### Exercise objective
Your answer must be the full set of records, repeated exactly.

[Stored items]
※

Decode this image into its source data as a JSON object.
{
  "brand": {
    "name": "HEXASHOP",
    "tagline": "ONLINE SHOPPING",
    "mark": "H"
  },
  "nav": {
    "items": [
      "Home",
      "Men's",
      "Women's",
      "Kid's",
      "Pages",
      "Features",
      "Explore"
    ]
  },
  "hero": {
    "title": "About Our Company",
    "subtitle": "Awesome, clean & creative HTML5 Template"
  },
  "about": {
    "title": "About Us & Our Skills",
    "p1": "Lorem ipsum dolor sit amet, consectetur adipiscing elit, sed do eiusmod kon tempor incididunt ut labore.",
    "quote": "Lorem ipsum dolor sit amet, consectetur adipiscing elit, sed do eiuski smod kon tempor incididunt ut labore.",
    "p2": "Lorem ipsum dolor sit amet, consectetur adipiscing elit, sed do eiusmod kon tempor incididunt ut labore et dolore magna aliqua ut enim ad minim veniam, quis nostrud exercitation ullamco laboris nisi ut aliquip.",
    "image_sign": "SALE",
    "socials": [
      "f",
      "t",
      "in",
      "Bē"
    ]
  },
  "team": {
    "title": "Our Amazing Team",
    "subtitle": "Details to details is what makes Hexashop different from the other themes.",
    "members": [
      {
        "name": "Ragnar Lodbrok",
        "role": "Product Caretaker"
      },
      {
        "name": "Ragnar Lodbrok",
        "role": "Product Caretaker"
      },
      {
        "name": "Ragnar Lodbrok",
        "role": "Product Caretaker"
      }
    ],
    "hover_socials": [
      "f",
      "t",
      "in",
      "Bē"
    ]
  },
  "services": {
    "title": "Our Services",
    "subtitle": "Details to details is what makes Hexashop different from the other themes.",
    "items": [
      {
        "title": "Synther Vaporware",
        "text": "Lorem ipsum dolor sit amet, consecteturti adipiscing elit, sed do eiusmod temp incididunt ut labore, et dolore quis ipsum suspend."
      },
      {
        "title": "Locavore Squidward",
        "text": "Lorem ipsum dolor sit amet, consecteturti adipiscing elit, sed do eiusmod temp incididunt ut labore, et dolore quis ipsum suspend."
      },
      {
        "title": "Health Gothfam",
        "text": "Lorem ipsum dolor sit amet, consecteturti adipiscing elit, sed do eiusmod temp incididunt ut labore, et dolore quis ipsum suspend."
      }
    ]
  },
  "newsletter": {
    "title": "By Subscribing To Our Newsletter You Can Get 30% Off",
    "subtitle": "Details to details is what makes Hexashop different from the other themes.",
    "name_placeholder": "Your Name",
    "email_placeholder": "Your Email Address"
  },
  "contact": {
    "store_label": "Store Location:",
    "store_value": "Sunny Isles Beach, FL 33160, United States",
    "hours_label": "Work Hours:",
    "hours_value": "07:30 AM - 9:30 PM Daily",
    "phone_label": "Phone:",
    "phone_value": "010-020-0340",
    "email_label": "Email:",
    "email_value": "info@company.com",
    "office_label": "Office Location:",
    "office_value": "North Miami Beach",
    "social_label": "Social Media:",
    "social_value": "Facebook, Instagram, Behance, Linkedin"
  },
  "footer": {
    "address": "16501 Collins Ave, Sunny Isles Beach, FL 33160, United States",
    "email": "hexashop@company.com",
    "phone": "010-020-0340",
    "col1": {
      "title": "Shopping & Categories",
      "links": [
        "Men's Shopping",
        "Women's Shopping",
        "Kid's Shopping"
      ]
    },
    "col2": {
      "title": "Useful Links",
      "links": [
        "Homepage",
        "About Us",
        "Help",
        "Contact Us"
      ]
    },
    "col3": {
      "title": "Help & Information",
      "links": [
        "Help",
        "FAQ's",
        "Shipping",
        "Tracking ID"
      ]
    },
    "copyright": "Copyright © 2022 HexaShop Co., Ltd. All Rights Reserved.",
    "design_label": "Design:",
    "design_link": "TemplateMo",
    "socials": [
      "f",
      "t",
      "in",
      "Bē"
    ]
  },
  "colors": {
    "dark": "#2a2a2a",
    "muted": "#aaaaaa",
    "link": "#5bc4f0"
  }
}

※

### Answer for this exercise
Decode this image into its source data as a JSON object.
{
  "brand": {
    "name": "HEXASHOP",
    "tagline": "ONLINE SHOPPING",
    "mark": "H"
  },
  "nav": {
    "items": [
      "Home",
      "Men's",
      "Women's",
      "Kid's",
      "Pages",
      "Features",
      "Explore"
    ]
  },
  "hero": {
    "title": "About Our Company",
    "subtitle": "Awesome, clean & creative HTML5 Template"
  },
  "about": {
    "title": "About Us & Our Skills",
    "p1": "Lorem ipsum dolor sit amet, consectetur adipiscing elit, sed do eiusmod kon tempor incididunt ut labore.",
    "quote": "Lorem ipsum dolor sit amet, consectetur adipiscing elit, sed do eiuski smod kon tempor incididunt ut labore.",
    "p2": "Lorem ipsum dolor sit amet, consectetur adipiscing elit, sed do eiusmod kon tempor incididunt ut labore et dolore magna aliqua ut enim ad minim veniam, quis nostrud exercitation ullamco laboris nisi ut aliquip.",
    "image_sign": "SALE",
    "socials": [
      "f",
      "t",
      "in",
      "Bē"
    ]
  },
  "team": {
    "title": "Our Amazing Team",
    "subtitle": "Details to details is what makes Hexashop different from the other themes.",
    "members": [
      {
        "name": "Ragnar Lodbrok",
        "role": "Product Caretaker"
      },
      {
        "name": "Ragnar Lodbrok",
        "role": "Product Caretaker"
      },
      {
        "name": "Ragnar Lodbrok",
        "role": "Product Caretaker"
      }
    ],
    "hover_socials": [
      "f",
      "t",
      "in",
      "Bē"
    ]
  },
  "services": {
    "title": "Our Services",
    "subtitle": "Details to details is what makes Hexashop different from the other themes.",
    "items": [
      {
        "title": "Synther Vaporware",
        "text": "Lorem ipsum dolor sit amet, consecteturti adipiscing elit, sed do eiusmod temp incididunt ut labore, et dolore quis ipsum suspend."
      },
      {
        "title": "Locavore Squidward",
        "text": "Lorem ipsum dolor sit amet, consecteturti adipiscing elit, sed do eiusmod temp incididunt ut labore, et dolore quis ipsum suspend."
      },
      {
        "title": "Health Gothfam",
        "text": "Lorem ipsum dolor sit amet, consecteturti adipiscing elit, sed do eiusmod temp incididunt ut labore, et dolore quis ipsum suspend."
      }
    ]
  },
  "newsletter": {
    "title": "By Subscribing To Our Newsletter You Can Get 30% Off",
    "subtitle": "Details to details is what makes Hexashop different from the other themes.",
    "name_placeholder": "Your Name",
    "email_placeholder": "Your Email Address"
  },
  "contact": {
    "store_label": "Store Location:",
    "store_value": "Sunny Isles Beach, FL 33160, United States",
    "hours_label": "Work Hours:",
    "hours_value": "07:30 AM - 9:30 PM Daily",
    "phone_label": "Phone:",
    "phone_value": "010-020-0340",
    "email_label": "Email:",
    "email_value": "info@company.com",
    "office_label": "Office Location:",
    "office_value": "North Miami Beach",
    "social_label": "Social Media:",
    "social_value": "Facebook, Instagram, Behance, Linkedin"
  },
  "footer": {
    "address": "16501 Collins Ave, Sunny Isles Beach, FL 33160, United States",
    "email": "hexashop@company.com",
    "phone": "010-020-0340",
    "col1": {
      "title": "Shopping & Categories",
      "links": [
        "Men's Shopping",
        "Women's Shopping",
        "Kid's Shopping"
      ]
    },
    "col2": {
      "title": "Useful Links",
      "links": [
        "Homepage",
        "About Us",
        "Help",
        "Contact Us"
      ]
    },
    "col3": {
      "title": "Help & Information",
      "links": [
        "Help",
        "FAQ's",
        "Shipping",
        "Tracking ID"
      ]
    },
    "copyright": "Copyright © 2022 HexaShop Co., Ltd. All Rights Reserved.",
    "design_label": "Design:",
    "design_link": "TemplateMo",
    "socials": [
      "f",
      "t",
      "in",
      "Bē"
    ]
  },
  "colors": {
    "dark": "#2a2a2a",
    "muted": "#aaaaaa",
    "link": "#5bc4f0"
  }
}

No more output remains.